The laundry environment poses unique challenges in terms of performance, since between 400 and 1,000 linens are typically interrogated simultaneously while stacked or thrown into a trolley or cart. Such a high density can result in a tag being detuned, Elbaz says. “With our tag, the Impinj Monza 6RP chip, and the hardware—the system from UBI Solutions—we have been able to achieve the ‘holy grail’: a reading rate close to 99 to 100 percent and good reliability.”

The R6-P chip enables some of that functionality, according to the company. Its AutoTune feature ensures that the tags can be read effectively in the presence of liquids, such as in wet towels or dirty laundry. The severity of that effect varies depending on the material. Wet towels can be much harder on tag reads than, for example, cardboard, says Carl Brasek, Impinj’s senior director of silicon product management. AutoTune automatically recalibrates the tag chip “to compensate for any impact to the antenna tuning,” he explains.
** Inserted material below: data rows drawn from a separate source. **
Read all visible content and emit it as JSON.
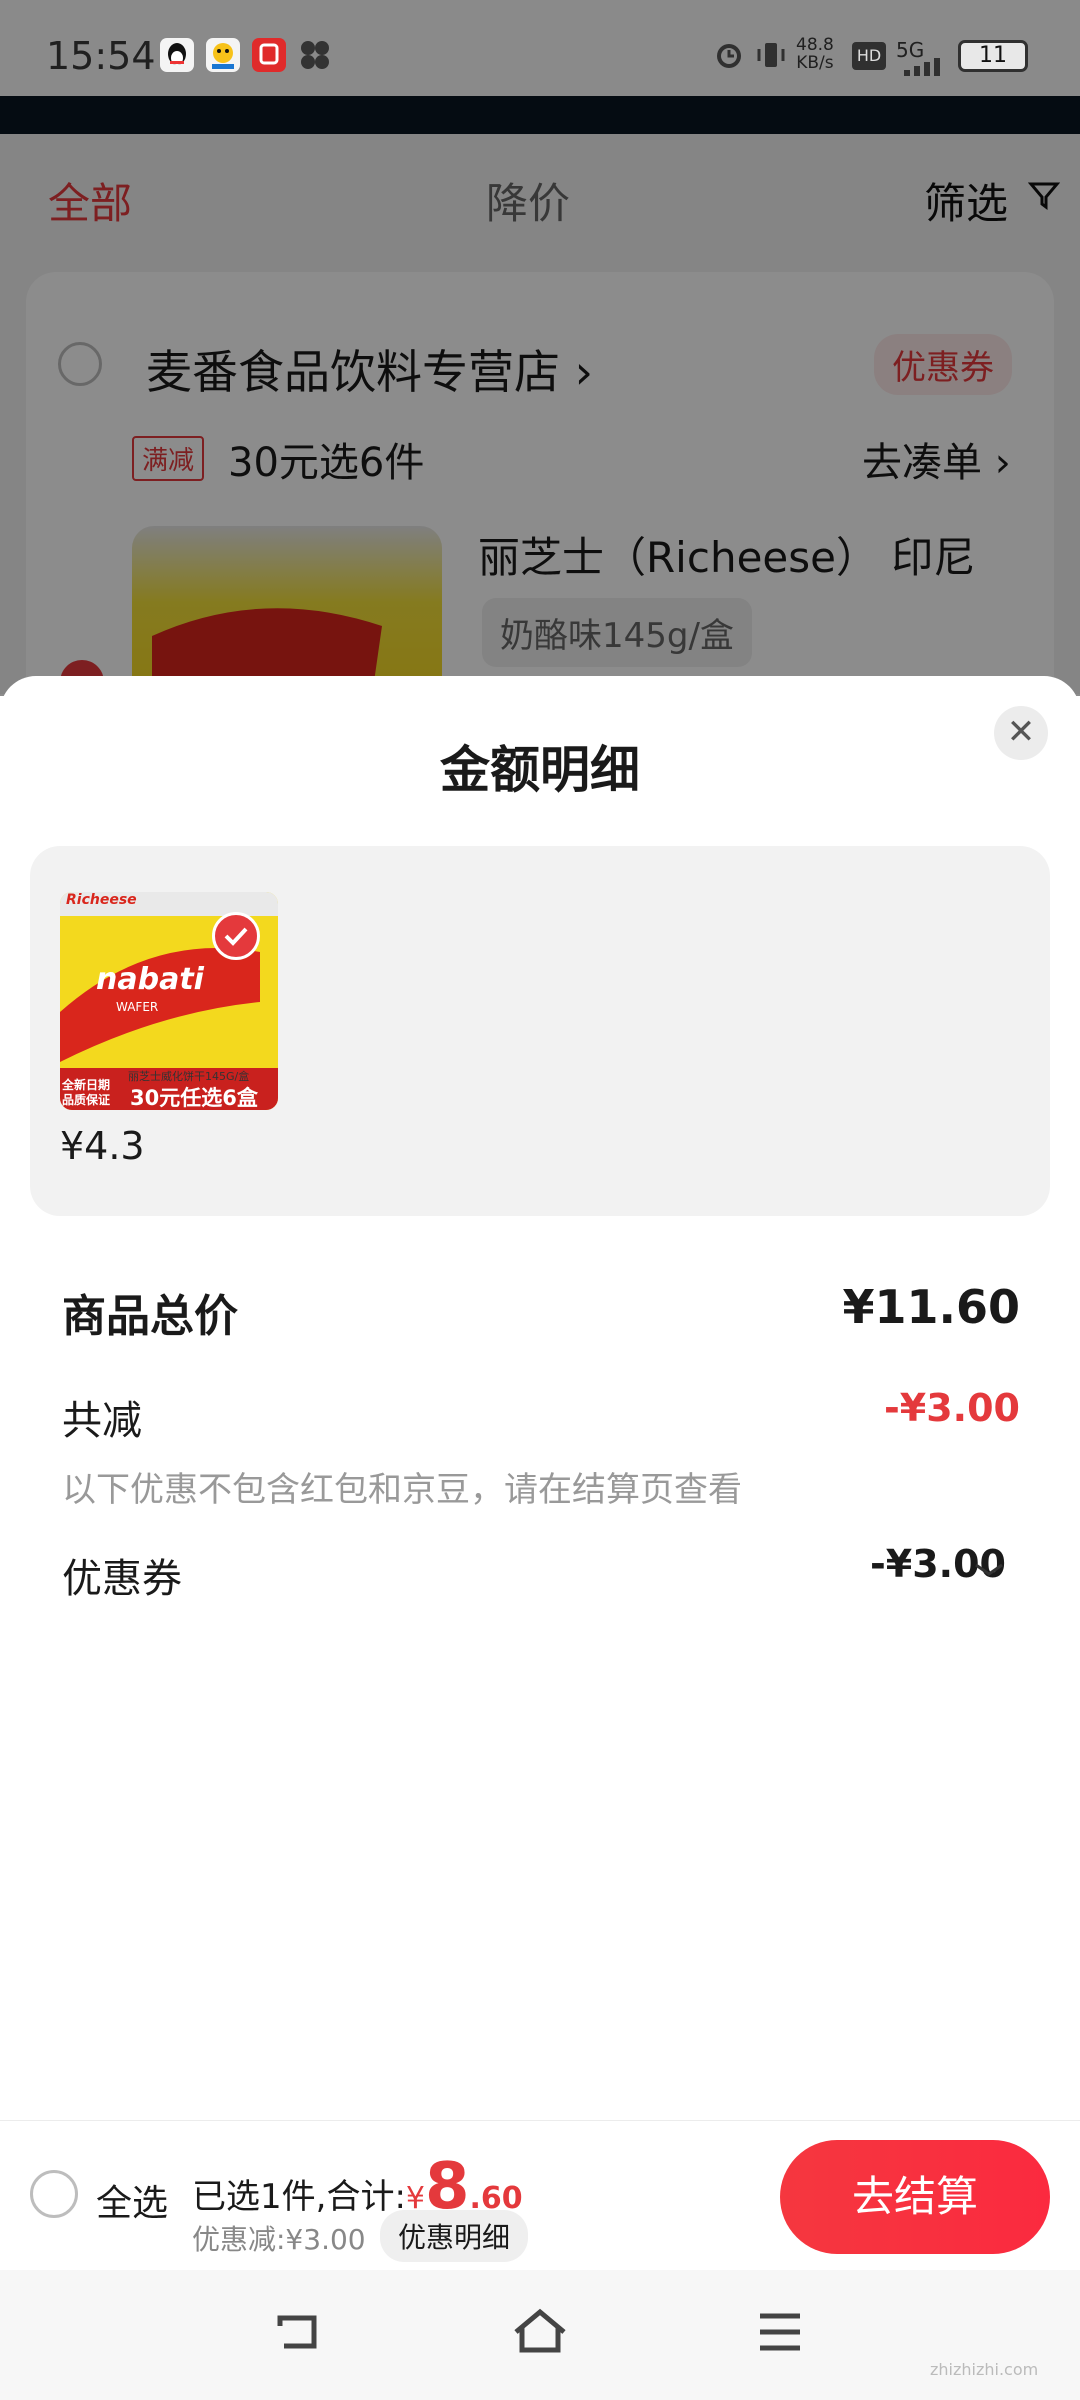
{
  "status_bar": {
    "time": "15:54",
    "net_speed_top": "48.8",
    "net_speed_bottom": "KB/s",
    "hd": "HD",
    "network": "5G",
    "battery": "11"
  },
  "background_page": {
    "tabs": [
      {
        "label": "全部",
        "active": true
      },
      {
        "label": "降价",
        "active": false
      },
      {
        "label": "筛选",
        "active": false
      }
    ],
    "store_name": "麦番食品饮料专营店",
    "store_arrow": "›",
    "coupon_tag": "优惠券",
    "promo_tag": "满减",
    "promo_text": "30元选6件",
    "promo_link": "去凑单 ›",
    "product_title": "丽芝士（Richeese） 印尼",
    "product_variant": "奶酪味145g/盒"
  },
  "sheet": {
    "title": "金额明细",
    "close_icon": "close-icon",
    "thumb_brand": "Richeese",
    "thumb_product": "nabati",
    "thumb_sub": "WAFER",
    "thumb_caption": "丽芝士威化饼干145G/盒",
    "thumb_badge_left": "全新日期 品质保证",
    "thumb_badge_right": "30元任选6盒",
    "item_price": "¥4.3",
    "total_label": "商品总价",
    "total_value": "¥11.60",
    "discount_label": "共减",
    "discount_value": "-¥3.00",
    "note": "以下优惠不包含红包和京豆，请在结算页查看",
    "coupon_label": "优惠券",
    "coupon_value": "-¥3.00"
  },
  "bottom_bar": {
    "select_all": "全选",
    "selected_text": "已选1件,合计:",
    "currency": "¥",
    "amount_int": "8",
    "amount_dec": ".60",
    "saved_text": "优惠减:¥3.00",
    "detail_button": "优惠明细",
    "checkout_button": "去结算"
  },
  "colors": {
    "accent_red": "#e4393c",
    "checkout_red": "#f5373f"
  },
  "watermark": "zhizhizhi.com"
}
It also offers Enduro pads—metal pads that provide a durable connection between the chip and the antenna—specifically designed for harsh applications like laundry. The Enduro pads create a more uniform surface area, Brasek says, “meaning these chips are less prone to breakage or cracking than chips that use bumps as an antenna connection method.” With Integra data diagnostics, the system offers a memory check to make sure the tag has been properly written, and provides an ongoing diagnostic check ensure that the tag has not been damaged in the laundry environment.

Renaud Munier
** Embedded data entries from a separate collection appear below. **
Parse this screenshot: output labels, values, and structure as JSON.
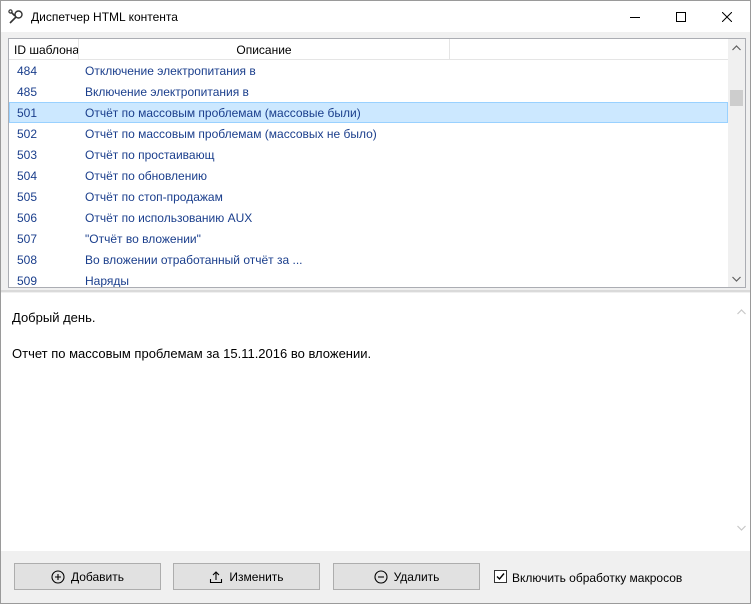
{
  "window": {
    "title": "Диспетчер HTML контента",
    "icon": "wrench-icon"
  },
  "list": {
    "columns": [
      "ID шаблона",
      "Описание"
    ],
    "rows": [
      {
        "id": "484",
        "desc": "Отключение электропитания в"
      },
      {
        "id": "485",
        "desc": "Включение электропитания в"
      },
      {
        "id": "501",
        "desc": "Отчёт по массовым проблемам (массовые были)",
        "selected": true
      },
      {
        "id": "502",
        "desc": "Отчёт по массовым проблемам (массовых не было)"
      },
      {
        "id": "503",
        "desc": "Отчёт по простаивающ"
      },
      {
        "id": "504",
        "desc": "Отчёт по обновлению"
      },
      {
        "id": "505",
        "desc": "Отчёт по стоп-продажам"
      },
      {
        "id": "506",
        "desc": "Отчёт по использованию AUX"
      },
      {
        "id": "507",
        "desc": "\"Отчёт во вложении\""
      },
      {
        "id": "508",
        "desc": "Во вложении отработанный отчёт за ..."
      },
      {
        "id": "509",
        "desc": "Наряды"
      }
    ]
  },
  "preview": {
    "line1": "Добрый день.",
    "line2_prefix": "Отчет по массовым проблемам за ",
    "line2_date": "15.11.2016",
    "line2_suffix": " во вложении."
  },
  "buttons": {
    "add_label": "Добавить",
    "edit_label": "Изменить",
    "delete_label": "Удалить"
  },
  "macro_checkbox": {
    "label": "Включить обработку макросов",
    "checked": true
  },
  "colors": {
    "selection_bg": "#cce8ff",
    "row_text": "#1a3e8c"
  }
}
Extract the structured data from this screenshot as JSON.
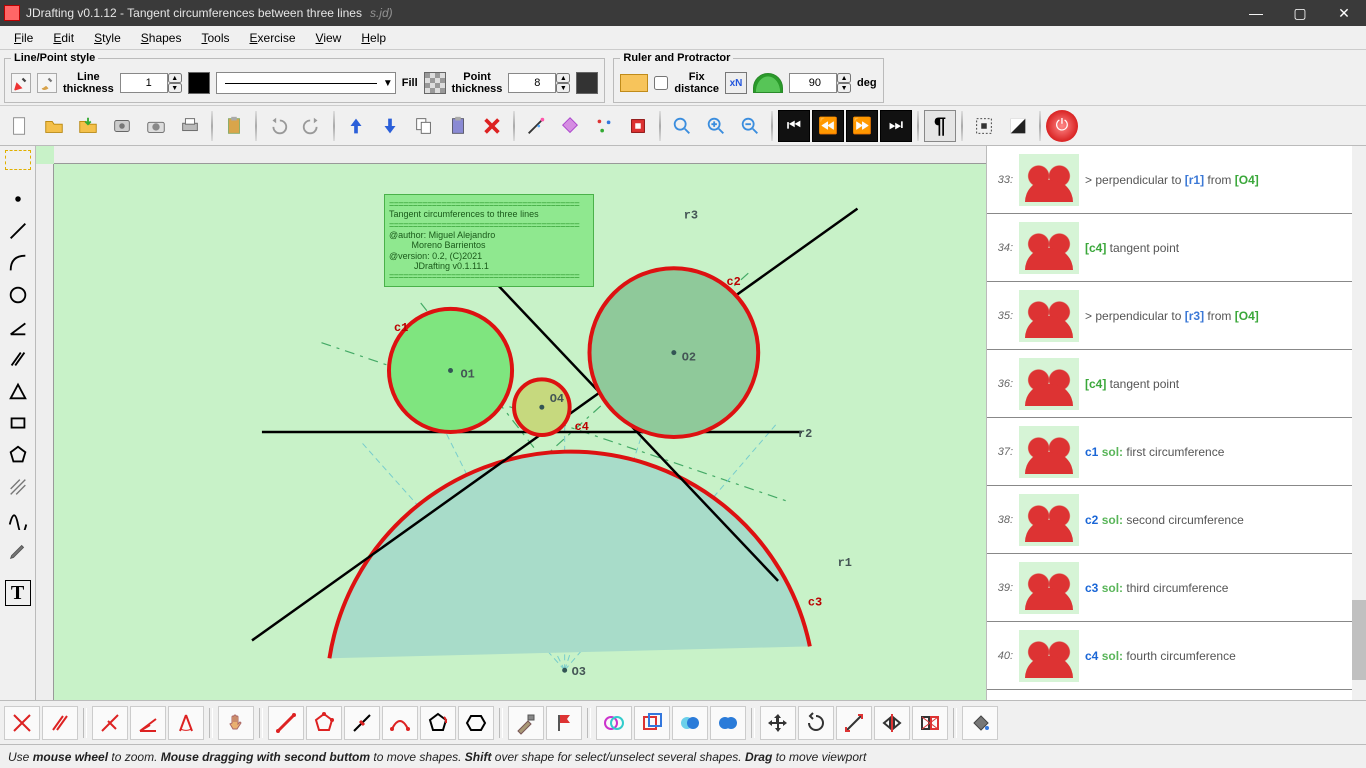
{
  "window": {
    "title": "JDrafting   v0.1.12 - Tangent circumferences between three lines",
    "title_tail": "s.jd)"
  },
  "menu": [
    "File",
    "Edit",
    "Style",
    "Shapes",
    "Tools",
    "Exercise",
    "View",
    "Help"
  ],
  "lineStyle": {
    "legend": "Line/Point style",
    "thicknessLabel": "Line\nthickness",
    "thicknessValue": 1,
    "fillLabel": "Fill",
    "pointThicknessLabel": "Point\nthickness",
    "pointThicknessValue": 8
  },
  "ruler": {
    "legend": "Ruler and Protractor",
    "fixLabel": "Fix\ndistance",
    "xn": "xN",
    "angleValue": 90,
    "deg": "deg"
  },
  "note": {
    "title": "Tangent circumferences to three lines",
    "author": "@author: Miguel Alejandro",
    "author2": "         Moreno Barrientos",
    "version": "@version: 0.2, (C)2021",
    "tool": "          JDrafting v0.1.11.1"
  },
  "canvasLabels": {
    "r1": "r1",
    "r2": "r2",
    "r3": "r3",
    "c1": "c1",
    "c2": "c2",
    "c3": "c3",
    "c4": "c4",
    "o1": "O1",
    "o2": "O2",
    "o3": "O3",
    "o4": "O4"
  },
  "steps": [
    {
      "n": "33",
      "html": "> perpendicular to <span class='k-b'>[r1]</span> from <span class='k-br'>[O4]</span>"
    },
    {
      "n": "34",
      "html": "<span class='k-br'>[c4]</span> tangent point"
    },
    {
      "n": "35",
      "html": "> perpendicular to <span class='k-b'>[r3]</span> from <span class='k-br'>[O4]</span>"
    },
    {
      "n": "36",
      "html": "<span class='k-br'>[c4]</span> tangent point"
    },
    {
      "n": "37",
      "html": "<span class='k-c'>c1</span> <span class='k-sol'>sol:</span> first circumference"
    },
    {
      "n": "38",
      "html": "<span class='k-c'>c2</span> <span class='k-sol'>sol:</span> second circumference"
    },
    {
      "n": "39",
      "html": "<span class='k-c'>c3</span> <span class='k-sol'>sol:</span> third circumference"
    },
    {
      "n": "40",
      "html": "<span class='k-c'>c4</span> <span class='k-sol'>sol:</span> fourth circumference"
    }
  ],
  "status": "Use <b>mouse wheel</b> to zoom. <b>Mouse dragging with second buttom</b> to move shapes. <b>Shift</b> over shape for select/unselect several shapes. <b>Drag</b> to move viewport"
}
The tag consists of a Monza R6 chip and a small primer antenna built into what Elbaz calls a hard tag, with an electromagnetic coupling to a secondary antenna composed of a flexible thread. The tag is designed to be easily sewn onto the edge of an item and can withstand heat-sealing processes, so it can also be attached via adhesive. Moreover, Munier says, the tag enables a serial number to be laser-printed onto it so that users can visually identify it when needed.

Several companies are currently beta-testing the new tag, Munier says, and although he declines to name those businesses, he says they are in the hospitality and health-care sectors. Typically, tags are being attached to linens and towels along the hem, where they are difficult to detect. They are then put through the typical use case: used by patients, guests or employees of a company, then sent to laundry services. The tags are read automatically via fixed RFID readers built into chutes, laundry receiving areas or portals. Handheld readers can also be used by employees who receive, distribute or ship out the laundered or unlaundered items.

Didier Elbaz

UBI Solutions’ UBI Cloud software captures each tag ID read and manages that data, making it available for users to view where and when goods have moved through specific areas. This information helps hotels or hospitals to understand when they may be running low on specific inventory, as well as carry out billing or replenishment. For laundry service providers, the technology can help them to manage the movements of goods through their own facilities, or view when a customer may require a pickup if that customer is sharing RFID-based data with the service provider.

Fenotag will sell its own version of the new tag as the FenoTEX-1358R6P. “For Fenotag,” Elbaz says, “there is always a new demand with a new market approach and a challenge to take up. Our strength is to be able to manage RF design internally,” including the antenna, the material used, the packaging, and cosmetic and personalization design specifications. The manufacturing is accomplished at the same site in France.

“This tag is only [one] step forward for the textile RFID industry,” Elbaz states. “Many other steps are already in our hands,” he says, and the company intends to propose other innovations in the future.